For my first ethnographic analysis I decided to head to a location where I could observe all types of people in just one area: people who were working, playing, eating, and shopping. That’s right, I took field notes in an all-American shopping mall. Being a place I go on a monthly basis, I was not expecting to notice much out of the ordinary, but my field notes surprised me by revealing a truth I had never yet noticed.
The nice thing about observing people in a mall is that one has access to men, women, children, and elderly of all ages and ethnicities. The event is a fairly typically one for most people. Whether they are just killing time there out of boredom or if they are shopping for the perfect outfit for tomorrow’s big party, the mall is a place that people come to somewhat frequently. Some people came with friends while others went solo. It seemed that more often, people with friends were there to window shop and “hang out” while the people who were alone were more likely to walk out of whichever store with a bag.
The reasons people found themselves at the mall also depended on their age and gender. Ethnicity did not seem particularly relevant to this event, although people of all ethnicities were represented in the single location. I was surprised by how many elderly people were there. And what was even weirder was that they were there for polar opposite reasons. Many of the elderly positioned themselves in the seating areas and sat there with blank expressions for long periods of time. But those who were not sitting vacantly were actively speed-walking around the premise, never going into stores but doing it purely for the exercise. The fact that there was no in between these things was strange to me, but the peculiarities did not stop there.

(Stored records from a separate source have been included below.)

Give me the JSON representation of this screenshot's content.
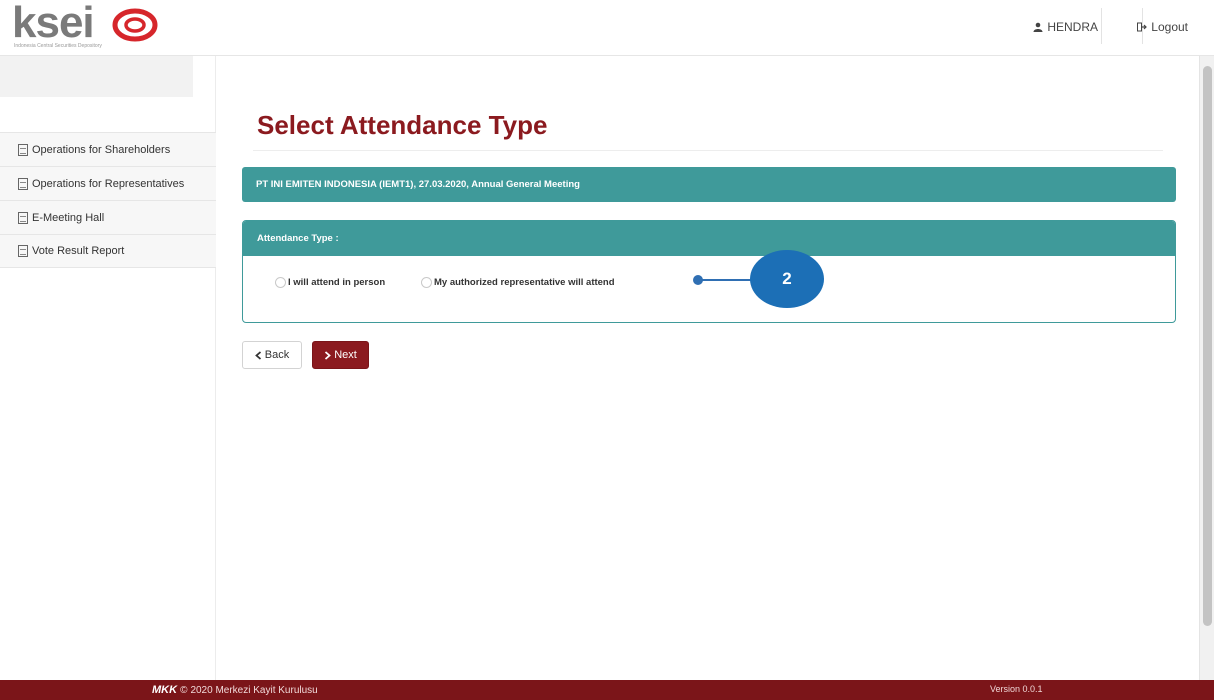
{
  "header": {
    "logo_text": "ksei",
    "logo_subtext": "Indonesia Central Securities Depository",
    "user_name": "HENDRA",
    "logout_label": "Logout"
  },
  "sidebar": {
    "items": [
      {
        "label": "Operations for Shareholders"
      },
      {
        "label": "Operations for Representatives"
      },
      {
        "label": "E-Meeting Hall"
      },
      {
        "label": "Vote Result Report"
      }
    ]
  },
  "main": {
    "title": "Select Attendance Type",
    "meeting_info": "PT INI EMITEN INDONESIA (IEMT1), 27.03.2020, Annual General Meeting",
    "panel_title": "Attendance Type :",
    "options": [
      {
        "label": "I will attend in person",
        "selected": false
      },
      {
        "label": "My authorized representative will attend",
        "selected": false
      }
    ],
    "back_label": "Back",
    "next_label": "Next"
  },
  "annotation": {
    "step": "2"
  },
  "footer": {
    "brand": "MKK",
    "copyright": "2020 Merkezi Kayit Kurulusu",
    "version": "Version 0.0.1"
  },
  "colors": {
    "brand_red": "#8b1a1f",
    "teal": "#3f9a9a",
    "footer_red": "#7b1519",
    "callout_blue": "#1c6fb6"
  }
}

The people most inclined to shop were women from the ages of 13 to 50, I’d say. The younger the women, the more likely it seemed that they would be in a group. Occasionally there would be men shopping along with the women, but I noticed that most often, if a man and woman came to the mall together, the man would usually (similar to the elderly) sit down in one of the scarce chairs in a store and stare vacantly until the woman finished shopping. Oftentimes, the women shopping brought their children with them. Children occupied themselves by climbing on and hiding in racks of clothes or they would play in the conveniently located, giant play area in the middle of the mall. Children typically seemed happy and in my time observing there were no visible or audible meltdowns.
Based on my observations, I noticed a larger problem that intrigued me. Women and children were the most satisfied consumers in the shopping mall while the elderly and men seemed to be much less enthusiastic about their situation. This was surprising to me because this society is largely patriarchal and values the elderly by pouring billions of tax dollars into their care every year. So why is it that one of the largest meeting grounds for Americans caters mainly to women and children?
American women have historically been the “shoppers” in the family, so when malls first came around in society this layout would have made sense. But as the lines between gender norms in America are blurred, it seems that locations like these are not able to keep up. This society seems to be unaccommodating to several types of people such as the more progressive families where the women go off to work and the men do chores such as shopping and caring for the children. It also seems as if there aren’t many options for the less active elderly, outside of sitting and not doing much of anything. It would be interesting to know exactly how the subjects felt about the event, but based on their facial expressions, most men and most elders were apathetic and/or bored. Women appeared to enjoy spending their money on clothes and shoes and the children liked eating fun snacks and playing hide and seek in the clothing racks. Although the mall attracted all kinds of people, only certain kinds enjoyed their time there.